Minister of Culture and Sports, Lina Mendoni, opened the exhibition “Under the Light of Apollo: The Louvre in Delphi” at the Archaeological Museum of Delphi, in the presence of the Honorary President-Director of the Louvre Museum, Jean-Luc Martinez. The exhibition, which will run until January 31, 2022, is a scientific collaboration between the Louvre Museum and the Phocis Ephorate of Antiquities. As the Minister explained in her greeting, it is part of the celebrations for the 200th anniversary of the Revolution of 1821 and is closely connected with the major anniversary exhibition dedicated to Greece and organized by the Louvre Museum, entitled “Paris-Athens. The birth of modern Greece, 1675-1919”. The exhibition at the Louvre, in which Greek museums are participating with exceptionally significant works, was opened on Monday, September 27th by French President Emanuel Macron and Greek Prime Minister Kyriakos Mitsotakis.
In her greeting, Ms. Mendoni mentioned that “It was no accident that Delphi evolved into the center of the ancient world, as it is not accidental that its splendor and radiance has been preserved to this day. This has led to its surroundings with their natural, sacred and anthropogenic features to be recognized as a world cultural asset. The Delphic Landscape is rightly a symbol of outstanding universal significance, included on the list of UNESCO World Heritage Sites. At the same time, it is an internationally recognized name, a brand name with definite potential for growth.

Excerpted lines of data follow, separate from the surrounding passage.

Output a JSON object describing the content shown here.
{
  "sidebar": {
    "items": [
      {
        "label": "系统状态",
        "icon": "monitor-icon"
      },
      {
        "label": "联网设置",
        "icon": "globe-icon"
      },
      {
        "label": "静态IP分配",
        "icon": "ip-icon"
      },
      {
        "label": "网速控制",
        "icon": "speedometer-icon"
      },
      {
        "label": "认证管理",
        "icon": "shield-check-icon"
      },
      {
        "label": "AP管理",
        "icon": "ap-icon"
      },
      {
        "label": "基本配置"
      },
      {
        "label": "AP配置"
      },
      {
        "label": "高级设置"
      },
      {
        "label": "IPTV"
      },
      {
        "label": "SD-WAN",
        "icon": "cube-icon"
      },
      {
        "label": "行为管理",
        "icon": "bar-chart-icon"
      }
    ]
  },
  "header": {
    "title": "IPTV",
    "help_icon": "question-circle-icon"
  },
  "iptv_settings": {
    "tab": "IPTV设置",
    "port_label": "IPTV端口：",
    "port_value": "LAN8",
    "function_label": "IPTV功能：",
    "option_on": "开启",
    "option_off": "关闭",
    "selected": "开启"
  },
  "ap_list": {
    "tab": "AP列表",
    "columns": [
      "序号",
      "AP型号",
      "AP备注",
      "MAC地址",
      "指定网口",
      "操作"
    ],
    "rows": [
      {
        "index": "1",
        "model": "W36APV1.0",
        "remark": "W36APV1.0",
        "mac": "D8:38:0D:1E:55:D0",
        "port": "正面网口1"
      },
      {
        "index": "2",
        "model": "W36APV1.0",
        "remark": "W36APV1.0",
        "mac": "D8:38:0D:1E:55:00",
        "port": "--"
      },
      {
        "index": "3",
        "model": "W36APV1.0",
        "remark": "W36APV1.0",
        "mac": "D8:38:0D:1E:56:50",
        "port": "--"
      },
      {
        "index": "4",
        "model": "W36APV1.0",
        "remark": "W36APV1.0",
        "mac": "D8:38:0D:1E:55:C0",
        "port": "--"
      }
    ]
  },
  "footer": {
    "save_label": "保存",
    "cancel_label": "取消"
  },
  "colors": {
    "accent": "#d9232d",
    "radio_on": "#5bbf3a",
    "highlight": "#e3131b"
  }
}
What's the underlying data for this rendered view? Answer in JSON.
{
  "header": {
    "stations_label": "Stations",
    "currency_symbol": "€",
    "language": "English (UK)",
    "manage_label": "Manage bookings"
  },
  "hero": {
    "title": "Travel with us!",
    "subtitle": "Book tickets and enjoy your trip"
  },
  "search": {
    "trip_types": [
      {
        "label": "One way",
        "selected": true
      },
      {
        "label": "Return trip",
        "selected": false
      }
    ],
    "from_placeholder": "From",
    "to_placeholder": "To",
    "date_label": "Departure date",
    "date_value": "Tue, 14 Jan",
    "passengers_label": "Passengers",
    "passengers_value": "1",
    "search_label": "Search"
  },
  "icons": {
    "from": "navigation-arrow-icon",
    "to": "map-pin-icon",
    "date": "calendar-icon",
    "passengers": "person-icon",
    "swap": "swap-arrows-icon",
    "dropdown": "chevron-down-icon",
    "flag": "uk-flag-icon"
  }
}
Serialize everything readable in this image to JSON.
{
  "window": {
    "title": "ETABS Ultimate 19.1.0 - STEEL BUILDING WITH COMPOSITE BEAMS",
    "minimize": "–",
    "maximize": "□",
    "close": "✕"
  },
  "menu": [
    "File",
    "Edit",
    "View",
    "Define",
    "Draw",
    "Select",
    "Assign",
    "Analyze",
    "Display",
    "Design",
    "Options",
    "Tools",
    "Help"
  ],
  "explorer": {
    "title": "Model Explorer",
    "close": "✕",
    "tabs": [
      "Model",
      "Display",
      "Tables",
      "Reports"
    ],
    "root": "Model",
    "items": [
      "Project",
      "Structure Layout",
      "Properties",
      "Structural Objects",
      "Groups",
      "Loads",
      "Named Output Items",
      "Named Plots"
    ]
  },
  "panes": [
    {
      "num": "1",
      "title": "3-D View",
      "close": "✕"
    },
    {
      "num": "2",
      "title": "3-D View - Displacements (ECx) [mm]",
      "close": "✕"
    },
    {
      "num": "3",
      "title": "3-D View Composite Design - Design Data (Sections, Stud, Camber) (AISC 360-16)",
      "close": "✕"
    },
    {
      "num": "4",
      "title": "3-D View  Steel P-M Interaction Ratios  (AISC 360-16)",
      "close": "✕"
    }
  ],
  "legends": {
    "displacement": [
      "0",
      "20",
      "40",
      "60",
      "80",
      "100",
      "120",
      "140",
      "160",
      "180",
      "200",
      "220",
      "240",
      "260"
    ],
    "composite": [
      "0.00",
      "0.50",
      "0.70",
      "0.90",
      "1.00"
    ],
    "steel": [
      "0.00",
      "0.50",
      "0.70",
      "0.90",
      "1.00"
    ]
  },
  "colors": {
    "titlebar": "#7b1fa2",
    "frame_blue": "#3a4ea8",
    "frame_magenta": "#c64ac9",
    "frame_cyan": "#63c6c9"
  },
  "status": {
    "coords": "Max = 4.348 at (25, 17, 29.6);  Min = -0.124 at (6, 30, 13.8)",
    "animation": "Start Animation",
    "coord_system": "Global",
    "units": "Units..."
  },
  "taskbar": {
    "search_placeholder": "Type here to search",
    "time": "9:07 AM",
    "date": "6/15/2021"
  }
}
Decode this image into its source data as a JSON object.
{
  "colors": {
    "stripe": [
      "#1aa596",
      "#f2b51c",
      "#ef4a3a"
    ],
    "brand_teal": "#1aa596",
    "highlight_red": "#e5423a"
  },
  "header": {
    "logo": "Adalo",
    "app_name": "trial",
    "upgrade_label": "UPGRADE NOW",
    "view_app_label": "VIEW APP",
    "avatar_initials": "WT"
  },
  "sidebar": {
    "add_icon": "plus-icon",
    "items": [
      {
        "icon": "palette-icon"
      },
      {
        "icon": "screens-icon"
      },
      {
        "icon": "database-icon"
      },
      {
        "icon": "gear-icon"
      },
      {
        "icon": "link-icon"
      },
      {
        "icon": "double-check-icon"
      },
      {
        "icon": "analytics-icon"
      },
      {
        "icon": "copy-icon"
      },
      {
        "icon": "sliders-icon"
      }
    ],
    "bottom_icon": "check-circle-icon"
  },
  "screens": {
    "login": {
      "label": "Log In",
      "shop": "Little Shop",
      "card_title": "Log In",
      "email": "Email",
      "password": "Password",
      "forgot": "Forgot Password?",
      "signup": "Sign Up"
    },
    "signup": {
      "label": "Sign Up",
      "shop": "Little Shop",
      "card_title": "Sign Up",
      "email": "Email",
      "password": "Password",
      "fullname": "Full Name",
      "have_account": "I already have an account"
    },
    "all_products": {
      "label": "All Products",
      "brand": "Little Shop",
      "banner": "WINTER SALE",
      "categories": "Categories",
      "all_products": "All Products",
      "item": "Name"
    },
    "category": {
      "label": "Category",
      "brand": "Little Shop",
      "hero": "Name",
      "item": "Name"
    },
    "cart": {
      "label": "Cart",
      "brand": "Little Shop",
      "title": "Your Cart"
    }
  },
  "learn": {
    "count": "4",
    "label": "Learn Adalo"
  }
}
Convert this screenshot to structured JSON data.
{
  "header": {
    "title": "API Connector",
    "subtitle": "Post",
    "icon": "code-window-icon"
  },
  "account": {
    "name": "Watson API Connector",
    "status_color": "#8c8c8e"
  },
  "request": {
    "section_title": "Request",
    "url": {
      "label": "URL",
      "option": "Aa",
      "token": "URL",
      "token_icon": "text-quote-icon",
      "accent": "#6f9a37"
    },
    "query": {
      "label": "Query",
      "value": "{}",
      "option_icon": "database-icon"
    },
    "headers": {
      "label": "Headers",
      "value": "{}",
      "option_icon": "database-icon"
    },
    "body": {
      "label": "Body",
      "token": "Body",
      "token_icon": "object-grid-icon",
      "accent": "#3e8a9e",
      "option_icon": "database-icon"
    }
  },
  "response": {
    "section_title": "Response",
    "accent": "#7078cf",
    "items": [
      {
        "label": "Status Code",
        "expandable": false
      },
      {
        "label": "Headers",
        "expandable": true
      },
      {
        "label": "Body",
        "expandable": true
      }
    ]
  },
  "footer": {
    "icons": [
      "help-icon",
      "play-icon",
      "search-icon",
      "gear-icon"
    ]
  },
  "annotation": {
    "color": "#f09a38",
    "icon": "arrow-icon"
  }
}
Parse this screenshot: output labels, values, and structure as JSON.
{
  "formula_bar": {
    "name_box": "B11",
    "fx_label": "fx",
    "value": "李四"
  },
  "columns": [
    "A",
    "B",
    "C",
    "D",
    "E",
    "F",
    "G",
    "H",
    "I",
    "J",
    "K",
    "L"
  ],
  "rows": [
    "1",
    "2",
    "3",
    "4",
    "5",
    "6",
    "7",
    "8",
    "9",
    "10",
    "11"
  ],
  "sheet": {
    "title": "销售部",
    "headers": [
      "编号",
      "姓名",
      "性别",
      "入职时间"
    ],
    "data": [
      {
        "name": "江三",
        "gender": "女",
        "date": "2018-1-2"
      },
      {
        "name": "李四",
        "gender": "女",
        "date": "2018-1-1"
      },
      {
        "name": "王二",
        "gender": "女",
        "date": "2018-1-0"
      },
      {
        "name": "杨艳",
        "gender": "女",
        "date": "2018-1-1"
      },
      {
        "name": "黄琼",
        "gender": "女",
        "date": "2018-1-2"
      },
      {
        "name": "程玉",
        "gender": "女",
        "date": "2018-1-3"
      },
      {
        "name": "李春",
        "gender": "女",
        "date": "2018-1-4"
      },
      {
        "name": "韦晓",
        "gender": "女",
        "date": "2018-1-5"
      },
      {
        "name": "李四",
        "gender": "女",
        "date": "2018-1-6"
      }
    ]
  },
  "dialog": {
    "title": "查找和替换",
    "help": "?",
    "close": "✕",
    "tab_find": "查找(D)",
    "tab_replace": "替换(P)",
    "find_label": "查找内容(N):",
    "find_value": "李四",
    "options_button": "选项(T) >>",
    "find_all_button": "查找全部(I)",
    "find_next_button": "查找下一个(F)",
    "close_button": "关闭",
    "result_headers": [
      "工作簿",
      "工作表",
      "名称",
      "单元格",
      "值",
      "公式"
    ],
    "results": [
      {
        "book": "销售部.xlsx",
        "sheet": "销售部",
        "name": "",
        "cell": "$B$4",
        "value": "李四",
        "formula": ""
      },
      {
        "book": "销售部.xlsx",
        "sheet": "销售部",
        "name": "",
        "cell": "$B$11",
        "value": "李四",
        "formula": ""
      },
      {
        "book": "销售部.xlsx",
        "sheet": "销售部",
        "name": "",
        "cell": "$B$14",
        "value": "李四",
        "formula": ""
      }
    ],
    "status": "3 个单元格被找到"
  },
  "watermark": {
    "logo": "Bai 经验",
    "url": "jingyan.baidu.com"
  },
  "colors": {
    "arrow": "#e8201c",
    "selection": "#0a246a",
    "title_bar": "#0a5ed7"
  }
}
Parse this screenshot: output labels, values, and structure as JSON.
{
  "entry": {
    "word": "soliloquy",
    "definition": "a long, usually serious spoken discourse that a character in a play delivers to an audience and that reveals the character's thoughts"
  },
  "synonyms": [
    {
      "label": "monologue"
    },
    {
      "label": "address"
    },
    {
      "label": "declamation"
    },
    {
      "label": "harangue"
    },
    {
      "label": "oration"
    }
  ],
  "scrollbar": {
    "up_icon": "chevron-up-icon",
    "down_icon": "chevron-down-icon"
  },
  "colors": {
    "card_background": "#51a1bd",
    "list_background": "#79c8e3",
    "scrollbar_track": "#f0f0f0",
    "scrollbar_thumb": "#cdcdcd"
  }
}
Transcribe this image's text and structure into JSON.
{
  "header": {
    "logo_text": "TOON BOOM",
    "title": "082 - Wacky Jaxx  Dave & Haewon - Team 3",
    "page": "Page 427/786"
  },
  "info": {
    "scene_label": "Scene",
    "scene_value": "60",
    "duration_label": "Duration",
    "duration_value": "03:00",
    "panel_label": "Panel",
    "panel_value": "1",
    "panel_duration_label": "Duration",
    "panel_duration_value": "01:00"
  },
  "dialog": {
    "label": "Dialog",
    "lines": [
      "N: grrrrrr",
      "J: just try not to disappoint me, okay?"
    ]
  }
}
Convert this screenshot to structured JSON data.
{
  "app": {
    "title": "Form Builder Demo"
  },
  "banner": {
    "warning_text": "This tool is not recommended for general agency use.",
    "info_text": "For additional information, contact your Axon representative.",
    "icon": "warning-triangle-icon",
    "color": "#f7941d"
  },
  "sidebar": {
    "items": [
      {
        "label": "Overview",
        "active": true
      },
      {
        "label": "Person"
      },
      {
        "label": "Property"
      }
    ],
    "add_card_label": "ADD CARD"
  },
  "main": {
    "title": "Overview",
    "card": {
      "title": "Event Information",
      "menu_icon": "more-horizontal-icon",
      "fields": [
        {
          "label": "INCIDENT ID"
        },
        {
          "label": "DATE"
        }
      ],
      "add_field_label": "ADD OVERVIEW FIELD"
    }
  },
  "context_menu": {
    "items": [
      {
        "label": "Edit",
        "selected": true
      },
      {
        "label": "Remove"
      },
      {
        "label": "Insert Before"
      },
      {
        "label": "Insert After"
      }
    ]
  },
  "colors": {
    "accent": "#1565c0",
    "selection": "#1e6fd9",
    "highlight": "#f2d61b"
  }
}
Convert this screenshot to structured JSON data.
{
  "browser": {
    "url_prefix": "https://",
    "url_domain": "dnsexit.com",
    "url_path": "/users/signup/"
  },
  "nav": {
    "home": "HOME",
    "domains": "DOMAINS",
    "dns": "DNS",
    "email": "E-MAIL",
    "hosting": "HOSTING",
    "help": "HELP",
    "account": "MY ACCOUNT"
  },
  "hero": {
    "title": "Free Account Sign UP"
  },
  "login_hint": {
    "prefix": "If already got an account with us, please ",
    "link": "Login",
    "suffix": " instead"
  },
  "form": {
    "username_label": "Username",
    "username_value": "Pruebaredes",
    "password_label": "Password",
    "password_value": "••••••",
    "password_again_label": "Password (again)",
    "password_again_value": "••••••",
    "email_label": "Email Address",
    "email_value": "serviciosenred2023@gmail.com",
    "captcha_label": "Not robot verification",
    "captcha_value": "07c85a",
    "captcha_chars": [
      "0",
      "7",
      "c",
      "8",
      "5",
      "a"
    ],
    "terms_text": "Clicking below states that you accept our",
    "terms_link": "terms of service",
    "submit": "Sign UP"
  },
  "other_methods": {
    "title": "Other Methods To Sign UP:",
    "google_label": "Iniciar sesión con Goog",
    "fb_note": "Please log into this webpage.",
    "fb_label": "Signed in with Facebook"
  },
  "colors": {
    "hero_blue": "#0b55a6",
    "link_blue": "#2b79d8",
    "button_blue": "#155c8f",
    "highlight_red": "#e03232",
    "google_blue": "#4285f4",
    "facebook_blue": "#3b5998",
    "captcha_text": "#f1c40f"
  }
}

The Exhibition “Under the Light of Apollo: The Louvre in Delphi” pays tribute to Delphi’s global and timeless value “.
The Delphi exhibition comprises 28 rare masterpieces from the Louvre collections – antiquities of Greek, Egyptian and Cypriot origin, dating to 1400 BC, as well as works of art from the 17th, 18th and 19th century- placed in groups among the Museum’s permanent exhibition in such a way that they are in direct conversation with some of its most important exhibits .
“This conversation’s objective is to show the humanistic origins and effects of the cult of Pythian Apollo, the spiritual radiance of Delphi through the centuries, the influence of Apollonian mythology on European political philosophy and art, as seen through the works of French painting. This conversation also aims to present a fresh, topical view of Delphic archaeology, as an occasion for the modern “pilgrims” of the Delphic Oracle to reflect personally and collectively on both the world today and its future with regard to the “Apollonian light”, said Ms. Mendoni.
The Minister of Culture did not fail to add that regarding” this extremely important project from a scientific and aesthetic point of view and the unique opportunity it offers all of us gathered here to admire some of the most important creations of the human spirit, warm thanks and congratulations are due to all those involved: to the Director of the Phocis Ephorate of Antiquities Nancy Psaltis and all the Ephorate staff, and of course to the administration of the Louvre Museum and Professor Martinez in particular, for the loan of the treasures from its collections. Lastly, warm thanks also to the president of the Association of Friends of the European Cultural Center of Delphi Mrs. Dimitra Filippou, for the music accompanying tonight’s event and her overall contribution”.